Benn, Marianne1; Nordestgaard, Børge G3; Jensen, Jan Skov4; Nilausen, Karin Skov5; Meinertz, Hans6; Tybjaerg-Hansen, Anne1
1 Klinisk Biokemisk Afdeling, Diagnostisk Center, Rigshospitalet, The Capital Region of Denmark2 Copenhagen City Heart Study, Bispebjerg and Frederiksberg Hospital, The Capital Region of Denmark3 Clinical Biochemistry, Herlev and Gentofte Hospital, The Capital Region of Denmark4 Cardiology, Herlev and Gentofte Hospital, The Capital Region of Denmark5 University of Copenhagen6 unknown
Mutations in apolipoprotein B (APOB) may reduce binding of low density lipoprotein (LDL) to the LDL receptor and cause hypercholesterolemia. We showed that heterozygotes for a new mutation in APOB have hypobetalipoproteinemia, despite a reduced binding of LDL to the LDL receptor. APOB R3480P heterozygotes were identified among 9,255 individuals from the general population and had reduced levels of apoB-containing lipoproteins. Most surprisingly, R3480P LDL bound with lower affinity to the LDL receptor than non-carrier LDL in vitro, and these results were confirmed by turnover studies of LDL in vivo. In very low density lipoprotein (VLDL) turnover studies, the amount of VLDL converted to LDL in R3480P heterozygotes was substantially reduced, suggesting that this was the explanation for the hypobetalipoproteinemia observed in these individuals. Our findings emphasized the importance of combining in vitro studies with both human in vivo and population-based studies, as in vitro studies often have focused on very limited aspects of complex mechanisms taken out of their natural context.

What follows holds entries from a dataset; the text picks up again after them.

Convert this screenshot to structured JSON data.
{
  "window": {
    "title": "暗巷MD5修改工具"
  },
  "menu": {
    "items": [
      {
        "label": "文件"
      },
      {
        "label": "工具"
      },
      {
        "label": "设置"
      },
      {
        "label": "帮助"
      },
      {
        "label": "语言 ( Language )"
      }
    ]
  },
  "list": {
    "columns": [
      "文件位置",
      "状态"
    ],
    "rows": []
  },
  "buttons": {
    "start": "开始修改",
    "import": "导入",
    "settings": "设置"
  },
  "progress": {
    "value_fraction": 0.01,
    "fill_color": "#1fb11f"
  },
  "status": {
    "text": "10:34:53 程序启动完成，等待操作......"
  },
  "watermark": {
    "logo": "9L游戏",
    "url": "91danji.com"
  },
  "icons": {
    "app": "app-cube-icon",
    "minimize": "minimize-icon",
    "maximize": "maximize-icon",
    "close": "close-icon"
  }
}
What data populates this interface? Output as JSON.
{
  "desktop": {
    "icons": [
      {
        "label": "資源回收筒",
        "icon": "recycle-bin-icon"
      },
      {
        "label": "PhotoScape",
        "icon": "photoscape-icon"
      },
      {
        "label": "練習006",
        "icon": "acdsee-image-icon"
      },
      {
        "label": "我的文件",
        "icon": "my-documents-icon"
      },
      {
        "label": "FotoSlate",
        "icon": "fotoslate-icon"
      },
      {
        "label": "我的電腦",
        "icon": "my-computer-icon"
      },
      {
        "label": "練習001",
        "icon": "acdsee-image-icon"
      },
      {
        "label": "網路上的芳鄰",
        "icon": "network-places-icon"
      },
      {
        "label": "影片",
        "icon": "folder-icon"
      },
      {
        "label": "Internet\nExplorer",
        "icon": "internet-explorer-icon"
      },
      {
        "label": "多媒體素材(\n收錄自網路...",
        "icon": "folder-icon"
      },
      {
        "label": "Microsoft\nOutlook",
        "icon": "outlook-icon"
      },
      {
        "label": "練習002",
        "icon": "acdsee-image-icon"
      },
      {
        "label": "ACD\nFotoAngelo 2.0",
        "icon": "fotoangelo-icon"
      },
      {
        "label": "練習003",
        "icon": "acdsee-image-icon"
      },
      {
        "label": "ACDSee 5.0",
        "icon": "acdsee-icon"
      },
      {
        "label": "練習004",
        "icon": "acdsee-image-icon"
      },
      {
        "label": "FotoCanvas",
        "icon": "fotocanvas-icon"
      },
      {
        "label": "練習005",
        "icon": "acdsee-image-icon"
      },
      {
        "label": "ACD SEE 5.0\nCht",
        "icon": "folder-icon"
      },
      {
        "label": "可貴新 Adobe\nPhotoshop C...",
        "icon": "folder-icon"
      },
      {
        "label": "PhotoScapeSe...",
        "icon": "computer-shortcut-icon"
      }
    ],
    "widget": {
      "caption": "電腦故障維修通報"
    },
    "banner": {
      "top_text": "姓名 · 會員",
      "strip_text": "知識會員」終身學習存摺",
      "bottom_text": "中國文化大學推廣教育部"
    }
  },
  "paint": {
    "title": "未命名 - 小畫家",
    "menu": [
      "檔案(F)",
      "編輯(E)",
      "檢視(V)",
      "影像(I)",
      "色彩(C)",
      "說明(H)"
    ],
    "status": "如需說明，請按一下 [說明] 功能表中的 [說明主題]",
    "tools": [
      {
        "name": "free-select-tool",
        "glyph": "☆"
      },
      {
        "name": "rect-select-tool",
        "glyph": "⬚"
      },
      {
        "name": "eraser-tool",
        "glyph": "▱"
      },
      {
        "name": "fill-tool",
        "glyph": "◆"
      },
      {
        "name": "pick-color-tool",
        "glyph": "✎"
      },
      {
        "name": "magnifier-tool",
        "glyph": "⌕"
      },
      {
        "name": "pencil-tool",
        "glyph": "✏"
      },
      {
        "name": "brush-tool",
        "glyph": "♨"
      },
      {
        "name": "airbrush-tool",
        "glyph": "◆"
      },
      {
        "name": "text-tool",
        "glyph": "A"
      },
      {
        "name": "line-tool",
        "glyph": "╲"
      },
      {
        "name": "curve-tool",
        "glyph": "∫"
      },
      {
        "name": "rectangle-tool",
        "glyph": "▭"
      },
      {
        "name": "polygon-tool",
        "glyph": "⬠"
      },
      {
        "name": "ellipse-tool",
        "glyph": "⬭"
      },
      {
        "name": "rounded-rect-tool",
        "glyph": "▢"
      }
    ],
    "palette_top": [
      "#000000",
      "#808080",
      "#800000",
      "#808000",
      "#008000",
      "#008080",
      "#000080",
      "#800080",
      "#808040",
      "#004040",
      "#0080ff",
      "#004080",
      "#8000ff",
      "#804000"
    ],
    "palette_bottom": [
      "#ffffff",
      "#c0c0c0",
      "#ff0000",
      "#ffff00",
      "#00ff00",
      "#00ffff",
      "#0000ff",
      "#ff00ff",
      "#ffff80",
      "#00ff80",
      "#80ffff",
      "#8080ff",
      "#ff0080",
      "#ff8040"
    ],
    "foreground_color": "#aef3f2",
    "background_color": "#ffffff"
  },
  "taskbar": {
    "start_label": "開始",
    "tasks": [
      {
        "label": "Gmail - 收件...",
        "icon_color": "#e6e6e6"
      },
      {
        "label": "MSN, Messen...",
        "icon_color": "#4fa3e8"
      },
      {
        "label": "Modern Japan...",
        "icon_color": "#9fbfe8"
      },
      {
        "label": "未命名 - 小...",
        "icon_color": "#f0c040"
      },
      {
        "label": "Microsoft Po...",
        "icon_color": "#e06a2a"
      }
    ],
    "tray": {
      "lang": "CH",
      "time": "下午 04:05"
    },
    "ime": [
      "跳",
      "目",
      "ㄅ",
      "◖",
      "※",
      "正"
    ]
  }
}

Journal of Biological Chemistry, 2005, Vol 280, Issue 22, p. 21052-60